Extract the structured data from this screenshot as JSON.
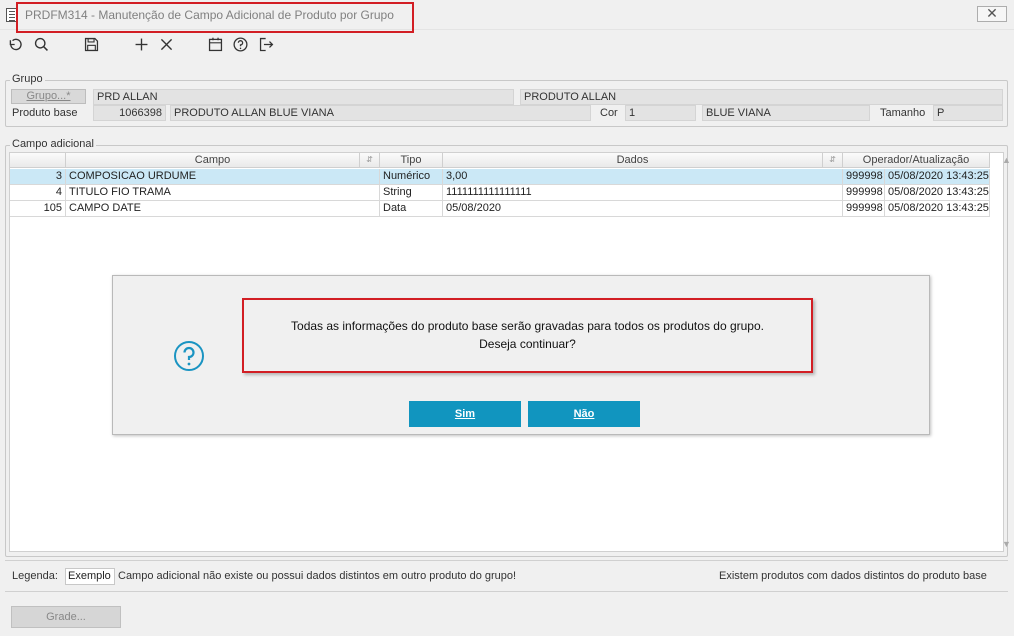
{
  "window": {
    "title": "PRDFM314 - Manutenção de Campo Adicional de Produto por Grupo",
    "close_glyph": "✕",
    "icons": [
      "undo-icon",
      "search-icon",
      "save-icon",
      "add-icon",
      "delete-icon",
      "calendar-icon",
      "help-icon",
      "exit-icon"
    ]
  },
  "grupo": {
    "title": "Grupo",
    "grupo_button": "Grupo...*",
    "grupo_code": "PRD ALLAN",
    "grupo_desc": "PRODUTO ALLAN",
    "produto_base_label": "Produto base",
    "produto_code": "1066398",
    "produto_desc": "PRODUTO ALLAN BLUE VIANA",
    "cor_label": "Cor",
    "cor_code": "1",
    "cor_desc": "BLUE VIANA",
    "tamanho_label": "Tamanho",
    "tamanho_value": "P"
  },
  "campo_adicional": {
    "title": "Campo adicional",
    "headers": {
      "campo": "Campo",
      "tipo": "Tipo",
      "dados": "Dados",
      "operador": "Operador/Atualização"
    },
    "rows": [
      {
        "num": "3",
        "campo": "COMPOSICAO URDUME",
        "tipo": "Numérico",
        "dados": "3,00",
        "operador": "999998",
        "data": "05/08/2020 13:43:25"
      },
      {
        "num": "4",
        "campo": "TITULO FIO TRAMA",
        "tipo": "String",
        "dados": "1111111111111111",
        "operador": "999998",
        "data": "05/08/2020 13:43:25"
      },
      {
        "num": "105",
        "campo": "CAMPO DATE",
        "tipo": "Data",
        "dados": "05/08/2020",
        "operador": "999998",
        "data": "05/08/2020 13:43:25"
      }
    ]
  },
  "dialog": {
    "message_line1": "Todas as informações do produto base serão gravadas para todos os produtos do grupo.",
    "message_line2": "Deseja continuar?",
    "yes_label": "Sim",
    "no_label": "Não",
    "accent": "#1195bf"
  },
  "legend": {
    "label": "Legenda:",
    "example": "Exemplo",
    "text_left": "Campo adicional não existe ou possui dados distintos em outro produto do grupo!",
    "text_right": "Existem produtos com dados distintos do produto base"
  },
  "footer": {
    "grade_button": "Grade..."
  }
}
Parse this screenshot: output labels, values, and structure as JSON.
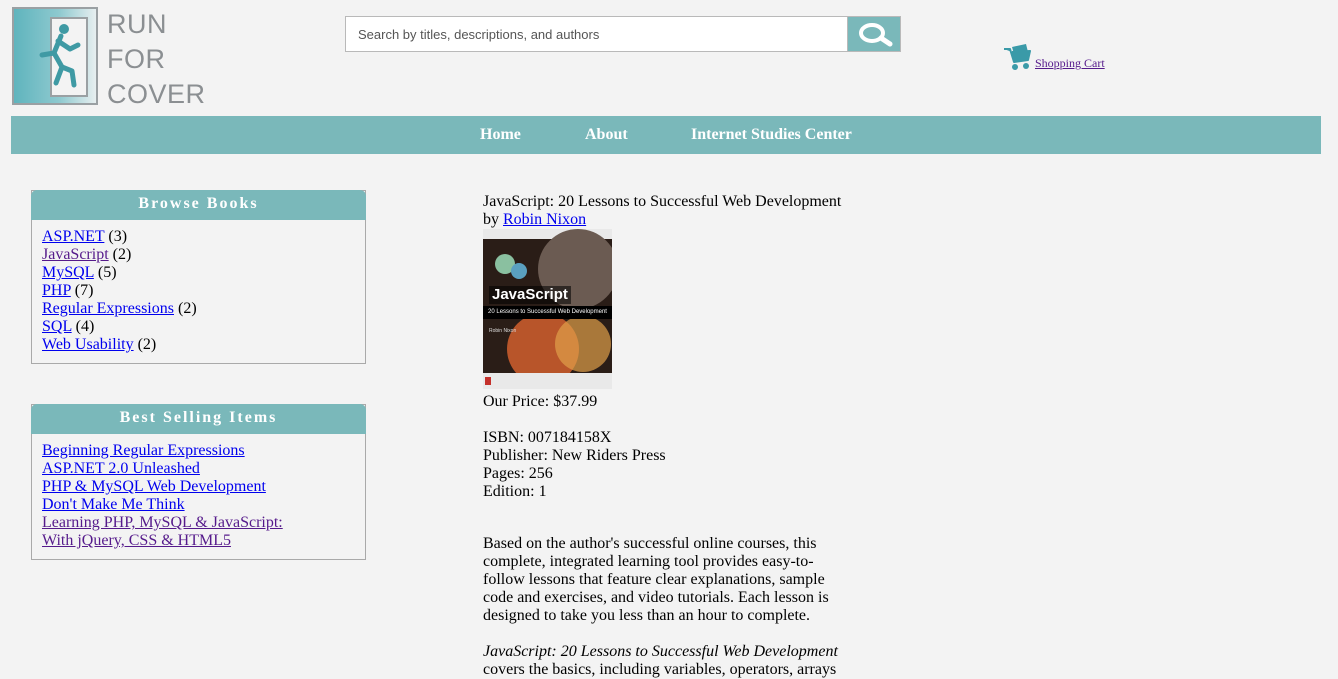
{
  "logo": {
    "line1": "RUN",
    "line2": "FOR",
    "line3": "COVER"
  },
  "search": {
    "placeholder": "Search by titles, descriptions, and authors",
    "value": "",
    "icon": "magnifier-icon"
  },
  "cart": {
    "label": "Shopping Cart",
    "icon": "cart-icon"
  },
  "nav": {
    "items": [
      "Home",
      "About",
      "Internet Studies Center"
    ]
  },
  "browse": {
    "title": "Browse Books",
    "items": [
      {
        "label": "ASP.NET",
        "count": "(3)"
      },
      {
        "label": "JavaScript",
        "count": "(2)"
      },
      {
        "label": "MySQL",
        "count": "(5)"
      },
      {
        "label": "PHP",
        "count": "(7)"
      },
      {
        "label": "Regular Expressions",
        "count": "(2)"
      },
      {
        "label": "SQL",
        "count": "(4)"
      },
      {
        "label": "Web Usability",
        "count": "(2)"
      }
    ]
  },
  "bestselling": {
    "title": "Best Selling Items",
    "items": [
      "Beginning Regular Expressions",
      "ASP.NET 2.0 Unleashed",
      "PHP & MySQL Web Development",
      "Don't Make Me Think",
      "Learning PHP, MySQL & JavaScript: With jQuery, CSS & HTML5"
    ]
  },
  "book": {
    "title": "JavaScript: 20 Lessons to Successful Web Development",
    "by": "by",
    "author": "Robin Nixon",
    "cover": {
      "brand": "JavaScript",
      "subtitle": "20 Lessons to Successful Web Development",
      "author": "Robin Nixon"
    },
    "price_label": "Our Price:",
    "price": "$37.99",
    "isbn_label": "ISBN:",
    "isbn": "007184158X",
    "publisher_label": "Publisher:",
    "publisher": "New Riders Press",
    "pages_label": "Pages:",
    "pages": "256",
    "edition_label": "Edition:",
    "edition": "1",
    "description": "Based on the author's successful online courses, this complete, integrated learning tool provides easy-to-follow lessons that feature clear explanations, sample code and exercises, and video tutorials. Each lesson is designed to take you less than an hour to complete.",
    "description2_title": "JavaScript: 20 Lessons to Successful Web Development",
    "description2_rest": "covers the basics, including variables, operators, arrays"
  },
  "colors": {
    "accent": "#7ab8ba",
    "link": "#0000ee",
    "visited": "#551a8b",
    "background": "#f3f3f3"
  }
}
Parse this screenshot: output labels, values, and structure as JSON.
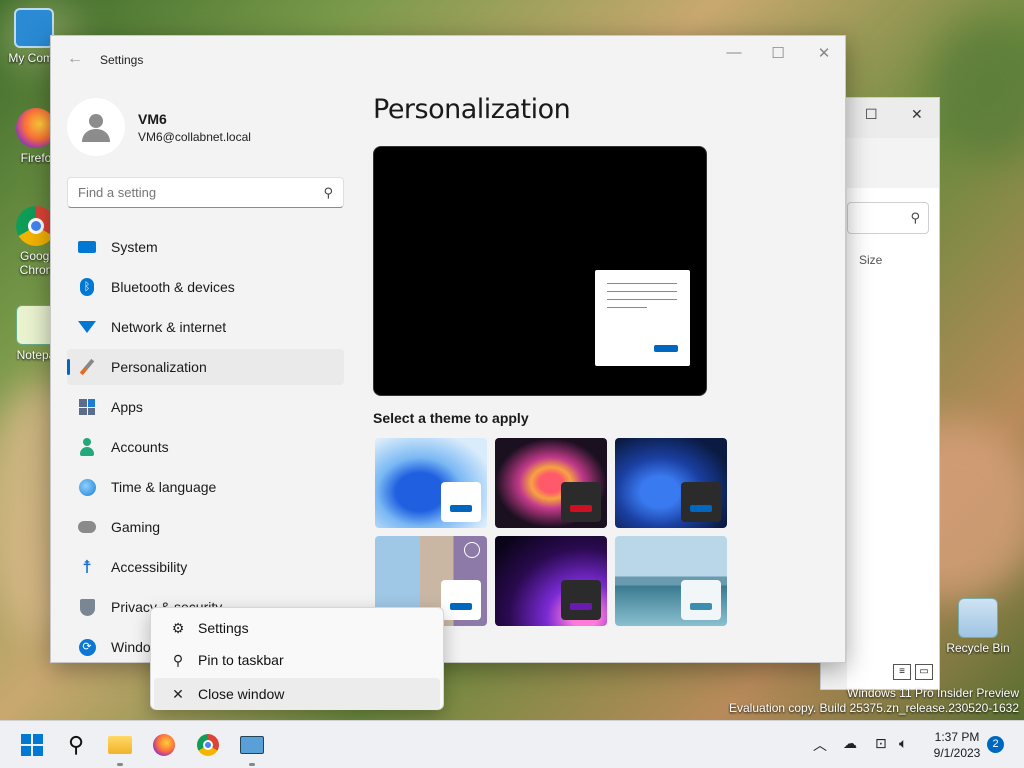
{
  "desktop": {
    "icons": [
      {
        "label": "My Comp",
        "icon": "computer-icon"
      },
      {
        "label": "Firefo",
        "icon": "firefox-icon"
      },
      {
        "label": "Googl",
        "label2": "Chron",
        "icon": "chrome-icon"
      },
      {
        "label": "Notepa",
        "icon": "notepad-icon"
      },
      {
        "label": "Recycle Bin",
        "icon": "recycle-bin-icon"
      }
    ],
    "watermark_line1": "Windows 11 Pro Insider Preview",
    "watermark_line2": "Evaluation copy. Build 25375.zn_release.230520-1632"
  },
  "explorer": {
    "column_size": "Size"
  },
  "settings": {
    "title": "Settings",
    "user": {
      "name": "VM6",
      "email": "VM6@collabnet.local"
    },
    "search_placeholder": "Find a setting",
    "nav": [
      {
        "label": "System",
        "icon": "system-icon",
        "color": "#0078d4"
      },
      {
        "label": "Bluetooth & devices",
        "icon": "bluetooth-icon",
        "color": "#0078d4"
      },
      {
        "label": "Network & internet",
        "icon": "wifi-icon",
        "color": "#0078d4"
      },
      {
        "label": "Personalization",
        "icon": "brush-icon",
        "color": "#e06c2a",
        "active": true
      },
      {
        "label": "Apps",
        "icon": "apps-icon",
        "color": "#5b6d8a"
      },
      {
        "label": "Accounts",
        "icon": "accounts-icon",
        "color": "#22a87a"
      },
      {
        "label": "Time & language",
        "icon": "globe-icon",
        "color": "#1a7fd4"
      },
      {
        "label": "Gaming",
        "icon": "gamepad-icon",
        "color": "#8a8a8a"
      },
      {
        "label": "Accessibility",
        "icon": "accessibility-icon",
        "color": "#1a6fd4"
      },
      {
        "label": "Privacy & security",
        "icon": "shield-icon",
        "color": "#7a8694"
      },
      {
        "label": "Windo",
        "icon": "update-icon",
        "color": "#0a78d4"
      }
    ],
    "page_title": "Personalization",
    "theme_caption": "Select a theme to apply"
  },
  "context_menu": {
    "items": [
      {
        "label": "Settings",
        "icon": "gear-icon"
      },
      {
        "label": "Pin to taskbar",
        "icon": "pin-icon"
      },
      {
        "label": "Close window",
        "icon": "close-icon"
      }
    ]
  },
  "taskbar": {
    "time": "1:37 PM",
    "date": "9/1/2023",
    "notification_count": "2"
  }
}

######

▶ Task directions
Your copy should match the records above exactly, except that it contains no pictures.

▶ Exercise answer
Extract the structured data from this screenshot as JSON.
{
  "window": {
    "title": "PRDFM314 - Manutenção de Campo Adicional de Produto por Grupo",
    "close_glyph": "✕",
    "icons": [
      "undo-icon",
      "search-icon",
      "save-icon",
      "add-icon",
      "delete-icon",
      "calendar-icon",
      "help-icon",
      "exit-icon"
    ]
  },
  "grupo": {
    "title": "Grupo",
    "grupo_button": "Grupo...*",
    "grupo_code": "PRD ALLAN",
    "grupo_desc": "PRODUTO ALLAN",
    "produto_base_label": "Produto base",
    "produto_code": "1066398",
    "produto_desc": "PRODUTO ALLAN BLUE VIANA",
    "cor_label": "Cor",
    "cor_code": "1",
    "cor_desc": "BLUE VIANA",
    "tamanho_label": "Tamanho",
    "tamanho_value": "P"
  },
  "campo_adicional": {
    "title": "Campo adicional",
    "headers": {
      "campo": "Campo",
      "tipo": "Tipo",
      "dados": "Dados",
      "operador": "Operador/Atualização"
    },
    "rows": [
      {
        "num": "3",
        "campo": "COMPOSICAO URDUME",
        "tipo": "Numérico",
        "dados": "3,00",
        "operador": "999998",
        "data": "05/08/2020 13:43:25"
      },
      {
        "num": "4",
        "campo": "TITULO FIO TRAMA",
        "tipo": "String",
        "dados": "1111111111111111",
        "operador": "999998",
        "data": "05/08/2020 13:43:25"
      },
      {
        "num": "105",
        "campo": "CAMPO DATE",
        "tipo": "Data",
        "dados": "05/08/2020",
        "operador": "999998",
        "data": "05/08/2020 13:43:25"
      }
    ]
  },
  "dialog": {
    "message_line1": "Todas as informações do produto base serão gravadas para todos os produtos do grupo.",
    "message_line2": "Deseja continuar?",
    "yes_label": "Sim",
    "no_label": "Não",
    "accent": "#1195bf"
  },
  "legend": {
    "label": "Legenda:",
    "example": "Exemplo",
    "text_left": "Campo adicional não existe ou possui dados distintos em outro produto do grupo!",
    "text_right": "Existem produtos com dados distintos do produto base"
  },
  "footer": {
    "grade_button": "Grade..."
  }
}
Parse this screenshot: output labels, values, and structure as JSON.
{
  "logo": {
    "line1": "RUN",
    "line2": "FOR",
    "line3": "COVER"
  },
  "search": {
    "placeholder": "Search by titles, descriptions, and authors",
    "value": "",
    "icon": "magnifier-icon"
  },
  "cart": {
    "label": "Shopping Cart",
    "icon": "cart-icon"
  },
  "nav": {
    "items": [
      "Home",
      "About",
      "Internet Studies Center"
    ]
  },
  "browse": {
    "title": "Browse Books",
    "items": [
      {
        "label": "ASP.NET",
        "count": "(3)"
      },
      {
        "label": "JavaScript",
        "count": "(2)"
      },
      {
        "label": "MySQL",
        "count": "(5)"
      },
      {
        "label": "PHP",
        "count": "(7)"
      },
      {
        "label": "Regular Expressions",
        "count": "(2)"
      },
      {
        "label": "SQL",
        "count": "(4)"
      },
      {
        "label": "Web Usability",
        "count": "(2)"
      }
    ]
  },
  "bestselling": {
    "title": "Best Selling Items",
    "items": [
      "Beginning Regular Expressions",
      "ASP.NET 2.0 Unleashed",
      "PHP & MySQL Web Development",
      "Don't Make Me Think",
      "Learning PHP, MySQL & JavaScript: With jQuery, CSS & HTML5"
    ]
  },
  "book": {
    "title": "JavaScript: 20 Lessons to Successful Web Development",
    "by": "by",
    "author": "Robin Nixon",
    "cover": {
      "brand": "JavaScript",
      "subtitle": "20 Lessons to Successful Web Development",
      "author": "Robin Nixon"
    },
    "price_label": "Our Price:",
    "price": "$37.99",
    "isbn_label": "ISBN:",
    "isbn": "007184158X",
    "publisher_label": "Publisher:",
    "publisher": "New Riders Press",
    "pages_label": "Pages:",
    "pages": "256",
    "edition_label": "Edition:",
    "edition": "1",
    "description": "Based on the author's successful online courses, this complete, integrated learning tool provides easy-to-follow lessons that feature clear explanations, sample code and exercises, and video tutorials. Each lesson is designed to take you less than an hour to complete.",
    "description2_title": "JavaScript: 20 Lessons to Successful Web Development",
    "description2_rest": "covers the basics, including variables, operators, arrays"
  },
  "colors": {
    "accent": "#7ab8ba",
    "link": "#0000ee",
    "visited": "#551a8b",
    "background": "#f3f3f3"
  }
}
Parse this screenshot: output labels, values, and structure as JSON.
{
  "desktop": {
    "icons": [
      {
        "label": "My Comp",
        "icon": "computer-icon"
      },
      {
        "label": "Firefo",
        "icon": "firefox-icon"
      },
      {
        "label": "Googl",
        "label2": "Chron",
        "icon": "chrome-icon"
      },
      {
        "label": "Notepa",
        "icon": "notepad-icon"
      },
      {
        "label": "Recycle Bin",
        "icon": "recycle-bin-icon"
      }
    ],
    "watermark_line1": "Windows 11 Pro Insider Preview",
    "watermark_line2": "Evaluation copy. Build 25375.zn_release.230520-1632"
  },
  "explorer": {
    "column_size": "Size"
  },
  "settings": {
    "title": "Settings",
    "user": {
      "name": "VM6",
      "email": "VM6@collabnet.local"
    },
    "search_placeholder": "Find a setting",
    "nav": [
      {
        "label": "System",
        "icon": "system-icon",
        "color": "#0078d4"
      },
      {
        "label": "Bluetooth & devices",
        "icon": "bluetooth-icon",
        "color": "#0078d4"
      },
      {
        "label": "Network & internet",
        "icon": "wifi-icon",
        "color": "#0078d4"
      },
      {
        "label": "Personalization",
        "icon": "brush-icon",
        "color": "#e06c2a",
        "active": true
      },
      {
        "label": "Apps",
        "icon": "apps-icon",
        "color": "#5b6d8a"
      },
      {
        "label": "Accounts",
        "icon": "accounts-icon",
        "color": "#22a87a"
      },
      {
        "label": "Time & language",
        "icon": "globe-icon",
        "color": "#1a7fd4"
      },
      {
        "label": "Gaming",
        "icon": "gamepad-icon",
        "color": "#8a8a8a"
      },
      {
        "label": "Accessibility",
        "icon": "accessibility-icon",
        "color": "#1a6fd4"
      },
      {
        "label": "Privacy & security",
        "icon": "shield-icon",
        "color": "#7a8694"
      },
      {
        "label": "Windo",
        "icon": "update-icon",
        "color": "#0a78d4"
      }
    ],
    "page_title": "Personalization",
    "theme_caption": "Select a theme to apply"
  },
  "context_menu": {
    "items": [
      {
        "label": "Settings",
        "icon": "gear-icon"
      },
      {
        "label": "Pin to taskbar",
        "icon": "pin-icon"
      },
      {
        "label": "Close window",
        "icon": "close-icon"
      }
    ]
  },
  "taskbar": {
    "time": "1:37 PM",
    "date": "9/1/2023",
    "notification_count": "2"
  }
}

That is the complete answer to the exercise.